Source : OnIslam | Cairo | 27 Jul 2012
Adding to the decades-long suffering of the Muslim minority, Burmese monks are seen fueling hatred against Rohingya Muslims, blocking international aid to the persecuted community, The Independent reported.
"In recent days, monks have emerged in a leading role to enforce denial of humanitarian assistance to Muslims, in support of policy statements by politicians," said Chris Lewa, director of the Arakan project, a regional NGO.
"A member of a humanitarian agency in Sittwe told me that some monks were posted near Muslim displacement camps, checking on and turning away people they suspected would visit for assistance."
Thousands of Rohingya Muslims fled their homes last month after ethnic tensions rocked the western state of Rakhine after the killing of ten Muslims in an attack by Buddhist vigilantes on their bus.
The attack came following the rape and killing of a Buddhist woman, for which Buddhists blame Muslims.
Observers have said that Burmese monks were seen blocking international aid to Muslim refugees, who fled their homes in the recent bout of violence.
Monasteries in Maugdaw and Sittwe have refused to allow international aid to Rohingya Muslims in shelter camps.
They described the aid to Muslim refugees as “biased” in favor of Rohingyas.
Discrimination against Rohingya Muslims has forced thousands of them to flee Burma into neighboring Bangladesh.
Amnesty International said Friday that Rohingya Muslims are increasingly being hit with targeted attacks that have included killings, rape and physical abuse.
Monks’ groups have issued pamphlets warning Burmese against associating with Rohingya Muslims.
One leaflet issued by monks described the Rohingya as “cruel by nature”.
It argued that Rohingya Muslims had plans to exterminate other ethnic groups in Burma.
Statements were also issued by two monk groups, The Young Monks’ Association of Sittwe and Mrauk Oo Monks’ Association, calling on Burmese not to associate with Rohingya.
Monks' leader Ashin Htawara has recently called on the government to send Rohingya "back to their native land".
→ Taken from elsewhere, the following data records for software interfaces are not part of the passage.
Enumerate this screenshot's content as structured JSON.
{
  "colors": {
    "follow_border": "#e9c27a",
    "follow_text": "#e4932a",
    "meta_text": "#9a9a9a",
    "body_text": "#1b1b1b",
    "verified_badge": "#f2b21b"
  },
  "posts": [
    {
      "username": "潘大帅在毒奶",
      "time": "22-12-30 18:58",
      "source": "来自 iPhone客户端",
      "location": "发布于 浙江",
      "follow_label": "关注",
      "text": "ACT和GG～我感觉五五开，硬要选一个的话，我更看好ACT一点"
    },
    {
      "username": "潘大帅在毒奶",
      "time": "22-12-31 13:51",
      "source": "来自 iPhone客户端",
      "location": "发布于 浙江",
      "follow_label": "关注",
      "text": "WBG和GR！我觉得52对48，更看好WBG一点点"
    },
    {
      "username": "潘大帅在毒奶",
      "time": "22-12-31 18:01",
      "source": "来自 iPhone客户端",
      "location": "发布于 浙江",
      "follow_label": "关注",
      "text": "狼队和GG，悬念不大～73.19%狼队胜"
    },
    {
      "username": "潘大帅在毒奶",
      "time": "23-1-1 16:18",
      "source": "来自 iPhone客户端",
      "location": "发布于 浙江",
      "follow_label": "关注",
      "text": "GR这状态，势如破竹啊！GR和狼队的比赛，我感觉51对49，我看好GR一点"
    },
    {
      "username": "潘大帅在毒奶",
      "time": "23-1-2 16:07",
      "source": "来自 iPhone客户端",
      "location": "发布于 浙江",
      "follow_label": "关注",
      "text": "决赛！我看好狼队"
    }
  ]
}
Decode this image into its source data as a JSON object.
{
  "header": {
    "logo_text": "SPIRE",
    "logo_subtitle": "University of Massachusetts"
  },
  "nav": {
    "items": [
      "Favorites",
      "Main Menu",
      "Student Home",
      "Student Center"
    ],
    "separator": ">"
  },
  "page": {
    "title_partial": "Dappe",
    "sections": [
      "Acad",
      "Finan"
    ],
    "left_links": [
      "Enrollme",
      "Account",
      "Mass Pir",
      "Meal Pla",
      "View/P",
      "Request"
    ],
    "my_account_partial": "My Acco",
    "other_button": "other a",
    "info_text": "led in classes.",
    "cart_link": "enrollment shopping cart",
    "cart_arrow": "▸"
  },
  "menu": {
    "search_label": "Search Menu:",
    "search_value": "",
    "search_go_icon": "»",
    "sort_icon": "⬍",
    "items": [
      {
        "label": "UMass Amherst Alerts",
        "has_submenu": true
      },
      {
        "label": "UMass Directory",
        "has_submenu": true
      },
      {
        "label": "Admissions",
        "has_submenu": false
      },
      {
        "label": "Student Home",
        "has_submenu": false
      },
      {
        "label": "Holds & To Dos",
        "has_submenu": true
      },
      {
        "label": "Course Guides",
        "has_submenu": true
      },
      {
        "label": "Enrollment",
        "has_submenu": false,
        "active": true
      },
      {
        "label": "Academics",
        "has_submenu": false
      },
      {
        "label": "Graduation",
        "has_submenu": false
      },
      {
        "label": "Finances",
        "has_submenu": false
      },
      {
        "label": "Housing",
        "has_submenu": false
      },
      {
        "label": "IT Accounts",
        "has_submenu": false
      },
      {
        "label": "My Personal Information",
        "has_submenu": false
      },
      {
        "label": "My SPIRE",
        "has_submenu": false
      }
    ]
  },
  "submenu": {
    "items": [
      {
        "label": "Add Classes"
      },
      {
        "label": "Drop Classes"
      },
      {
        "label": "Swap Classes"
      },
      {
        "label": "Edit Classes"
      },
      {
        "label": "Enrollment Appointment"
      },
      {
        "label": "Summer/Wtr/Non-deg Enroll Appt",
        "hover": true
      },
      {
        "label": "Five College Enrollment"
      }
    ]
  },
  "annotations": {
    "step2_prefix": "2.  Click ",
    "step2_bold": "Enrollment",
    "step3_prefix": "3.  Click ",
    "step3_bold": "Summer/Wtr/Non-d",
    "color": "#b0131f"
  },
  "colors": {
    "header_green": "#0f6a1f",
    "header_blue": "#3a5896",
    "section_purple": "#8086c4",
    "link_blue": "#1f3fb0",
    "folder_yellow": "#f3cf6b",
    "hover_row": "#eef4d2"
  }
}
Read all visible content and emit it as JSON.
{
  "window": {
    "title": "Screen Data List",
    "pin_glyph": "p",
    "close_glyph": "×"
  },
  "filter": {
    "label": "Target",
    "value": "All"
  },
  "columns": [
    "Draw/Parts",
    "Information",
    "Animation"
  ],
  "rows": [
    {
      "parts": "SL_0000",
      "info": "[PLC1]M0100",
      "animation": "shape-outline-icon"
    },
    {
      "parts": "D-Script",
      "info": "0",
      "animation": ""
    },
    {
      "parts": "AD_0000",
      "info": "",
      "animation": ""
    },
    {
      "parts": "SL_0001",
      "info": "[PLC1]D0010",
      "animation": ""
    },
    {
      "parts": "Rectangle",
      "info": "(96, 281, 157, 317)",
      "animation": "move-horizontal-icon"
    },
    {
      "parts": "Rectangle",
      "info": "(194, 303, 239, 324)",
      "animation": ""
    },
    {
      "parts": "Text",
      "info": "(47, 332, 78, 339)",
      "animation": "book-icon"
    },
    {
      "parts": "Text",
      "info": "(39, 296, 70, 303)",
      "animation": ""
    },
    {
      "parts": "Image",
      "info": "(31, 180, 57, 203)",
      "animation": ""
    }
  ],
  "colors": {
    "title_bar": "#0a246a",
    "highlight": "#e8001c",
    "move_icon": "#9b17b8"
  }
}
"The Rohingya are not a Burmese ethnic group,” he said an event in London hosted by the anti-Rohingya Burma Democratic Concern.
“The root cause of the violence… comes from across the border."
The monks’ position is shocking to many as they have often played a role in helping vulnerable people.
"We were shocked to have [Ashin Htawara] propose to us that there should be what amounts to concentration camps for the Rohingya," said Mark Farmaner, director of Burma Campaign UK.
Described by the UN as one of the world's most persecuted minorities, Myanmar’s ethnic-Bengali Muslims, generally known as the Rohingyas, are facing a catalogue of discrimination in their homeland.
They have been denied citizenship rights since an amendment to the citizenship laws in 1982 and are treated as illegal immigrants in their own home.
Myanmar’s government as well as the Buddhist majority refuse to recognize the term "Rohingya", referring to them as "Bengalis".
Earlier this month, Burmese President Thein Sein said that Rohingyas should be settled in a third country.